. . .
To believe it matters—well, we can’t see the future, but we have the past. Which gives us patterns, models, parallels, principles, and resources; stories of heroism, brilliance, and persistence; and the deep joy to be found in doing the work that matters. With those in hand, we can seize the possibilities and begin to make hopes into actualities.
Doing the work that matters, this is what we are called to do. Joseph Rael reminds us that work is worship, so this work of activism, this work of story, this work of loving our neighbors, is a sacred work that we are called to do and that we are called to put into words so that we can create (instead of a world of hate, separation, and war) a world of love and peace.
Worlds Create Worlds.3
Madeleine Albright’s Fascism: A Warning.
Jason Stanley’s How Fascism Works: The Politics of Us and Them.
Throughout 2019 I was writing these Words Create Worlds essays that appeared in The Badger. In working with Joseph Rael, writing our next book, Becoming Medicine: Pathways of Initiation into a Living Spirituality, I felt compelled to write about the responsibility of mystical, visionary, and shamanic experience—that we must work toward “Spiritual Democracy.” At its deepest point, mystical experience leads to an awareness that we are all one and this comes with a responsibility to challenge words of separation which ultimately lead to fascism. Mystical experience is a pathway that leads us to question who we are and gives us a responsibility to use our words wisely to create worlds where we are becoming the medicine that our world needs. As Rumi says, “We are pain and what cures the pain.”
 David Kopacz & Joseph Rael (Beautiful Painted Arrow), Becoming Medicine: Pathways of Initiation into a Living Spirituality. Seattle & Marvel: Condor & Eagle Press, 2020.
 John 1:1, The Holy Bible, Revised Standard Edition, Second Catholic Edition. San Francisco: Ignatius Press, 2006.
 Neil Douglas-Klotz, Original Meditation: The Aramaic Jesus and the Spirituality of Creation, 42.
 Nataraja Guru, The Word of the Guru: The Life and Teachings of Narayana Guru, 75, 78.
 Joseph Rael, Sound: Native Teachings + Visionary Art, 2.
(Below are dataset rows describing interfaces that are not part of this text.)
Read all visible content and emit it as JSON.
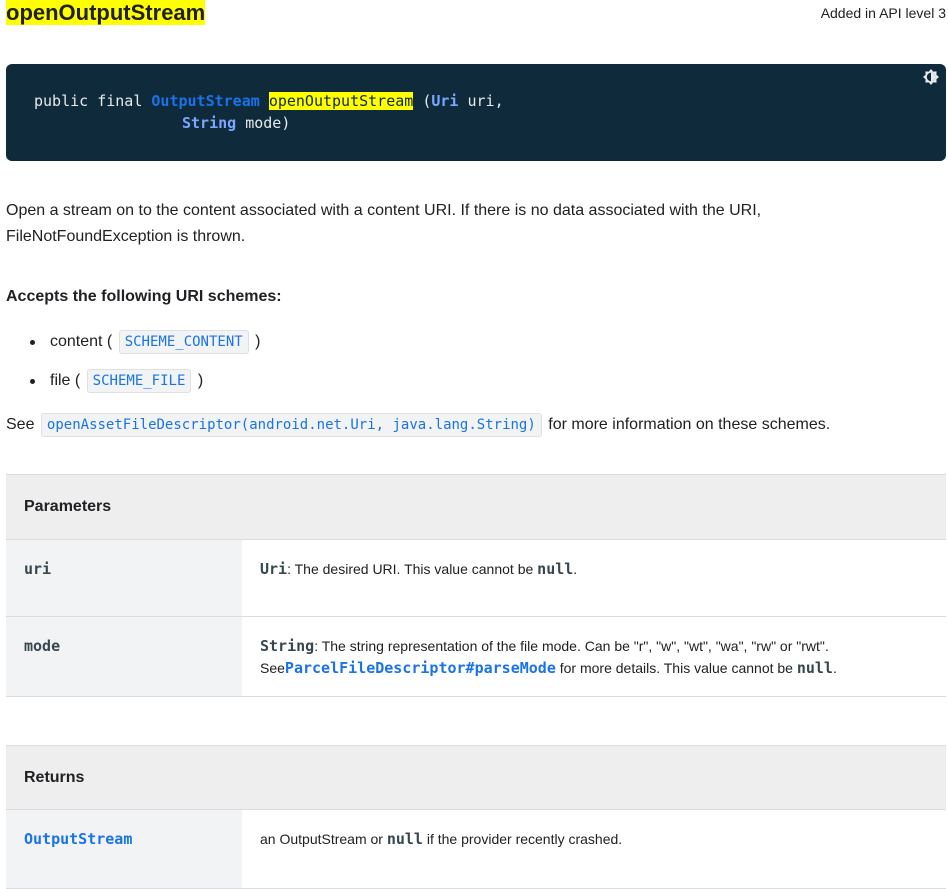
{
  "header": {
    "title": "openOutputStream",
    "api_level": "Added in API level 3"
  },
  "signature": {
    "line1_prefix": "public final ",
    "return_type": "OutputStream",
    "method_name": "openOutputStream",
    "open_paren": " (",
    "param1_type": "Uri",
    "param1_name": " uri,",
    "param2_type": "String",
    "param2_name": " mode)",
    "theme_icon": "dark-mode-toggle-icon"
  },
  "description": "Open a stream on to the content associated with a content URI. If there is no data associated with the URI, FileNotFoundException is thrown.",
  "schemes": {
    "heading": "Accepts the following URI schemes:",
    "items": [
      {
        "label": "content",
        "code": "SCHEME_CONTENT"
      },
      {
        "label": "file",
        "code": "SCHEME_FILE"
      }
    ]
  },
  "see_also": {
    "prefix": "See",
    "link": "openAssetFileDescriptor(android.net.Uri, java.lang.String)",
    "suffix": "for more information on these schemes."
  },
  "parameters": {
    "heading": "Parameters",
    "rows": [
      {
        "name": "uri",
        "type": "Uri",
        "text": ": The desired URI. This value cannot be ",
        "null_kw": "null",
        "end": "."
      },
      {
        "name": "mode",
        "type": "String",
        "text1": ": The string representation of the file mode. Can be \"r\", \"w\", \"wt\", \"wa\", \"rw\" or \"rwt\".",
        "see": "See",
        "link": "ParcelFileDescriptor#parseMode",
        "text2": " for more details. This value cannot be ",
        "null_kw": "null",
        "end": "."
      }
    ]
  },
  "returns": {
    "heading": "Returns",
    "type": "OutputStream",
    "text1": "an OutputStream or ",
    "null_kw": "null",
    "text2": " if the provider recently crashed."
  },
  "colors": {
    "code_background": "#0f2a3a",
    "highlight": "#ffff00",
    "link": "#1a73e8"
  }
}
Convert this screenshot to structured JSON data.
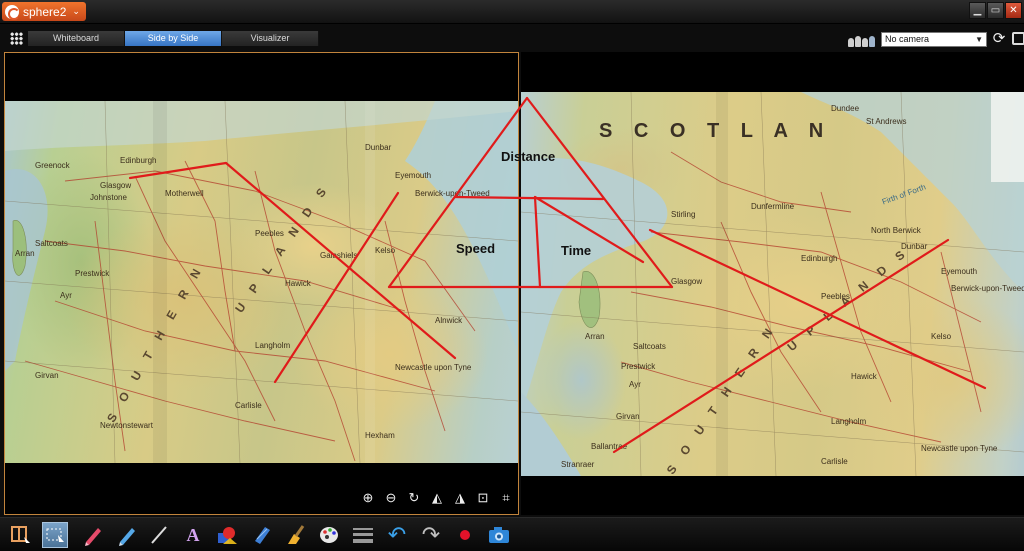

 Steven Hermann, Spiritual Democracy: The Wisdom of Early American Visionaries for the Journey Forward, xiii.
 Rebecca Solnit, Call Them by Their True Names, 4, 1, 4.
 Ibid., 43.
 Ibid., 43.
 Ibid., 50.
 Ibid., 13, 15.
 Gerald Arbuckle, Loneliness: Insights for Healing in a Fragmented World, 215-216.
 Solnit, 184-185.
 Rumi, “We are the mirror as well as the face in it,” The Essential Rumi, trans. Coleman Barks, 106.